* What you need to do: Using the listing below, select the lines with the word "watermark" and copy them.

* Available data:
--- START ---

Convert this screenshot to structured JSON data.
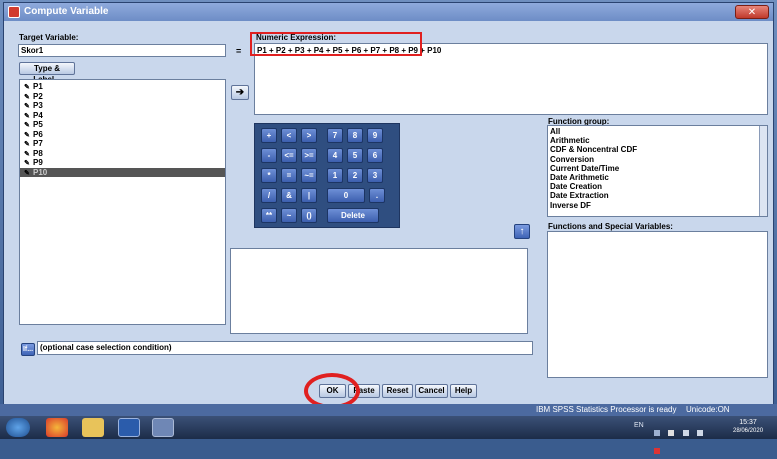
{
  "window": {
    "title": "Compute Variable",
    "close_label": "✕"
  },
  "target": {
    "label": "Target Variable:",
    "value": "Skor1",
    "type_label_button": "Type & Label...",
    "equals": "="
  },
  "expression": {
    "label": "Numeric Expression:",
    "value": "P1 + P2 + P3 + P4 + P5 + P6 + P7 + P8 + P9 + P10"
  },
  "variables": [
    "P1",
    "P2",
    "P3",
    "P4",
    "P5",
    "P6",
    "P7",
    "P8",
    "P9",
    "P10"
  ],
  "selected_variable": "P10",
  "move_arrow": "➔",
  "keypad": {
    "row1": [
      "+",
      "<",
      ">",
      "7",
      "8",
      "9"
    ],
    "row2": [
      "-",
      "<=",
      ">=",
      "4",
      "5",
      "6"
    ],
    "row3": [
      "*",
      "=",
      "~=",
      "1",
      "2",
      "3"
    ],
    "row4": [
      "/",
      "&",
      "|",
      "0",
      "."
    ],
    "row5": [
      "**",
      "~",
      "()",
      "Delete"
    ]
  },
  "function_group": {
    "label": "Function group:",
    "items": [
      "All",
      "Arithmetic",
      "CDF & Noncentral CDF",
      "Conversion",
      "Current Date/Time",
      "Date Arithmetic",
      "Date Creation",
      "Date Extraction",
      "Inverse DF"
    ]
  },
  "functions_label": "Functions and Special Variables:",
  "if_button": "If...",
  "if_condition": "(optional case selection condition)",
  "buttons": {
    "ok": "OK",
    "paste": "Paste",
    "reset": "Reset",
    "cancel": "Cancel",
    "help": "Help"
  },
  "status": {
    "processor": "IBM SPSS Statistics Processor is ready",
    "unicode": "Unicode:ON"
  },
  "taskbar": {
    "clock_time": "15:37",
    "clock_date": "28/06/2020",
    "lang": "EN"
  }
}
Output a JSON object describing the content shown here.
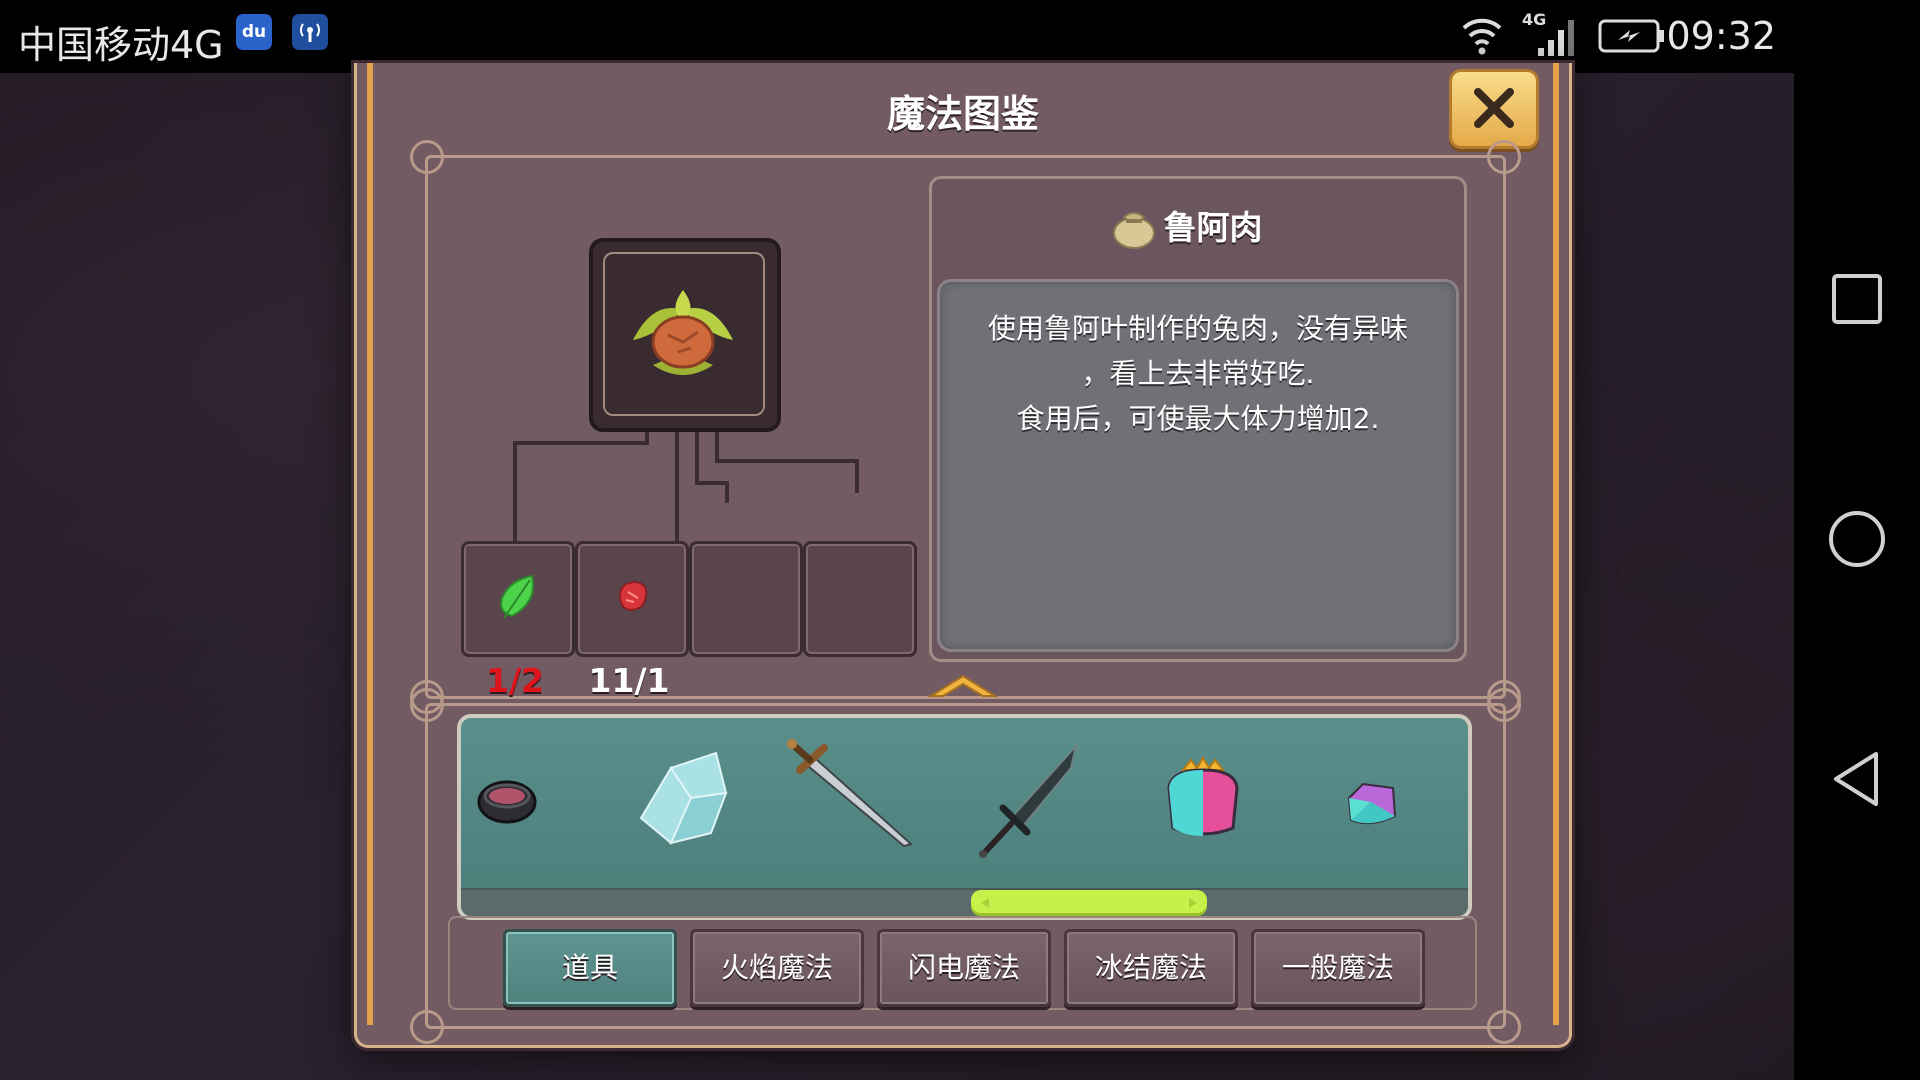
{
  "status_bar": {
    "carrier": "中国移动4G",
    "app_icon_1": "du",
    "network_label": "4G",
    "time": "09:32"
  },
  "window": {
    "title": "魔法图鉴",
    "close_label": "✕"
  },
  "recipe": {
    "ingredients": [
      {
        "icon": "green-leaf-icon",
        "count": "1/2",
        "count_color": "#e0141c"
      },
      {
        "icon": "raw-meat-icon",
        "count": "11/1",
        "count_color": "#ffffff"
      },
      {
        "icon": "",
        "count": ""
      },
      {
        "icon": "",
        "count": ""
      }
    ]
  },
  "item_info": {
    "name": "鲁阿肉",
    "icon": "pouch-icon",
    "description_lines": [
      "使用鲁阿叶制作的兔肉，没有异味",
      "，看上去非常好吃.",
      "食用后，可使最大体力增加2."
    ]
  },
  "carousel": {
    "items": [
      "bowl-icon",
      "ice-crystal-icon",
      "bronze-sword-icon",
      "dark-sword-icon",
      "crown-gem-icon",
      "small-gem-icon"
    ],
    "scroll_position": 0.62
  },
  "tabs": [
    {
      "label": "道具",
      "active": true
    },
    {
      "label": "火焰魔法",
      "active": false
    },
    {
      "label": "闪电魔法",
      "active": false
    },
    {
      "label": "冰结魔法",
      "active": false
    },
    {
      "label": "一般魔法",
      "active": false
    }
  ],
  "colors": {
    "accent_gold": "#e6a24a",
    "tab_active": "#5a8f8b",
    "scroll_thumb": "#c8f04a",
    "shortfall_red": "#e0141c"
  }
}
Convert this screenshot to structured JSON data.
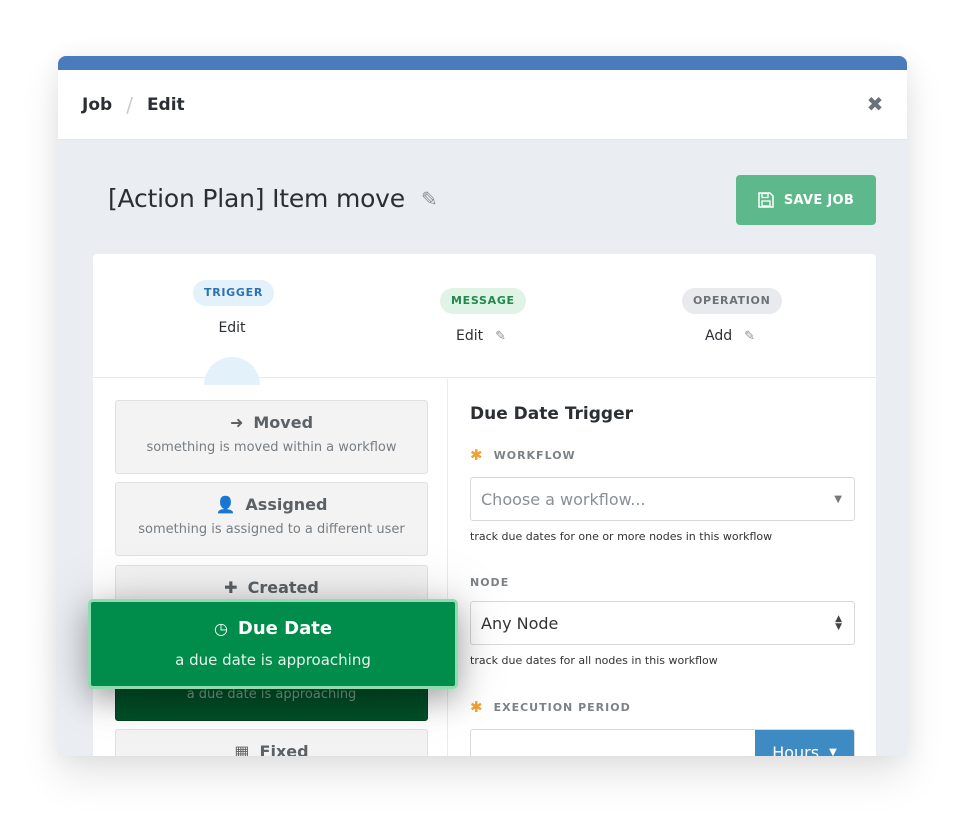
{
  "colors": {
    "topbar": "#4a7bbd",
    "save": "#5db88c",
    "accent_green": "#008c4a",
    "hours": "#3d8bc2",
    "required": "#f0a030"
  },
  "header": {
    "breadcrumb": [
      "Job",
      "Edit"
    ],
    "close_icon": "close-icon"
  },
  "page": {
    "title": "[Action Plan] Item move",
    "save_label": "SAVE JOB"
  },
  "steps": [
    {
      "pill": "TRIGGER",
      "label": "Edit"
    },
    {
      "pill": "MESSAGE",
      "label": "Edit"
    },
    {
      "pill": "OPERATION",
      "label": "Add"
    }
  ],
  "trigger_options": [
    {
      "title": "Moved",
      "desc": "something is moved within a workflow",
      "icon": "arrow-right-icon"
    },
    {
      "title": "Assigned",
      "desc": "something is assigned to a different user",
      "icon": "user-plus-icon"
    },
    {
      "title": "Created",
      "desc": "",
      "icon": "plus-icon"
    },
    {
      "title": "Due Date",
      "desc": "a due date is approaching",
      "icon": "clock-icon"
    },
    {
      "title": "Fixed",
      "desc": "",
      "icon": "calendar-icon"
    }
  ],
  "dragging": {
    "title": "Due Date",
    "desc": "a due date is approaching"
  },
  "form": {
    "title": "Due Date Trigger",
    "workflow": {
      "label": "WORKFLOW",
      "placeholder": "Choose a workflow...",
      "hint": "track due dates for one or more nodes in this workflow"
    },
    "node": {
      "label": "NODE",
      "value": "Any Node",
      "hint": "track due dates for all nodes in this workflow"
    },
    "period": {
      "label": "EXECUTION PERIOD",
      "value": "",
      "unit": "Hours"
    }
  }
}
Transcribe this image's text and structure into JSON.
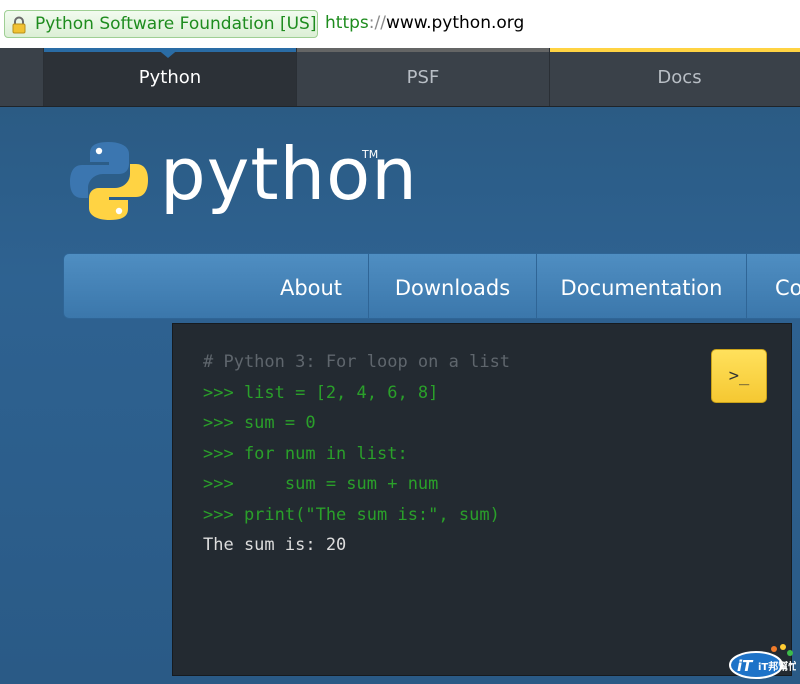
{
  "address_bar": {
    "ev_label": "Python Software Foundation [US]",
    "url_scheme": "https",
    "url_sep": "://",
    "url_host": "www.python.org"
  },
  "meta_nav": {
    "tabs": [
      {
        "label": "Python",
        "active": true,
        "accent": "#2a6ca5"
      },
      {
        "label": "PSF",
        "active": false,
        "accent": "#646565"
      },
      {
        "label": "Docs",
        "active": false,
        "accent": "#ffd343"
      }
    ]
  },
  "header": {
    "wordmark": "python",
    "trademark": "TM"
  },
  "main_nav": {
    "items": [
      "About",
      "Downloads",
      "Documentation",
      "Co"
    ]
  },
  "code": {
    "lines": [
      {
        "text": "# Python 3: For loop on a list",
        "kind": "comment"
      },
      {
        "text": ">>> list = [2, 4, 6, 8]",
        "kind": "prompt"
      },
      {
        "text": ">>> sum = 0",
        "kind": "prompt"
      },
      {
        "text": ">>> for num in list:",
        "kind": "prompt"
      },
      {
        "text": ">>>     sum = sum + num",
        "kind": "prompt"
      },
      {
        "text": ">>> print(\"The sum is:\", sum)",
        "kind": "prompt"
      },
      {
        "text": "The sum is: 20",
        "kind": "output"
      }
    ],
    "shell_button_label": ">_"
  },
  "colors": {
    "python_blue": "#2b5b84",
    "python_yellow": "#ffd343",
    "prompt_green": "#2aa02a"
  },
  "watermark": {
    "text": "iT邦幫忙"
  }
}
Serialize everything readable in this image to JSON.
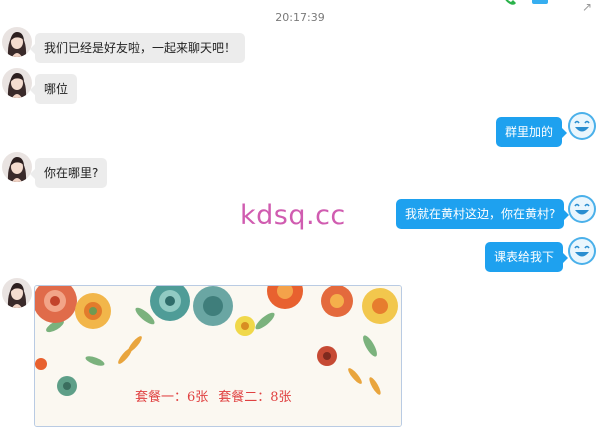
{
  "chat": {
    "timestamp": "20:17:39",
    "watermark": "kdsq.cc",
    "messages": [
      {
        "side": "left",
        "text": "我们已经是好友啦，一起来聊天吧！"
      },
      {
        "side": "left",
        "text": "哪位"
      },
      {
        "side": "right",
        "text": "群里加的"
      },
      {
        "side": "left",
        "text": "你在哪里?"
      },
      {
        "side": "right",
        "text": "我就在黄村这边，你在黄村?"
      },
      {
        "side": "right",
        "text": "课表给我下"
      }
    ],
    "image_message": {
      "package_one": "套餐一：6张",
      "package_two": "套餐二：8张"
    }
  },
  "colors": {
    "outgoing_bubble": "#1ea1ef",
    "incoming_bubble": "#ececec",
    "watermark": "#d05cb0",
    "card_text": "#e04141"
  },
  "icons": {
    "contact_avatar": "girl-portrait-avatar",
    "self_avatar": "smiley-face-icon",
    "expand": "expand-arrow-icon",
    "call": "phone-icon",
    "video": "video-camera-icon"
  }
}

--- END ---

* Answer section:
  "watermark": {
    "watermark": "kdsq.cc",
    "watermark": "#d05cb0",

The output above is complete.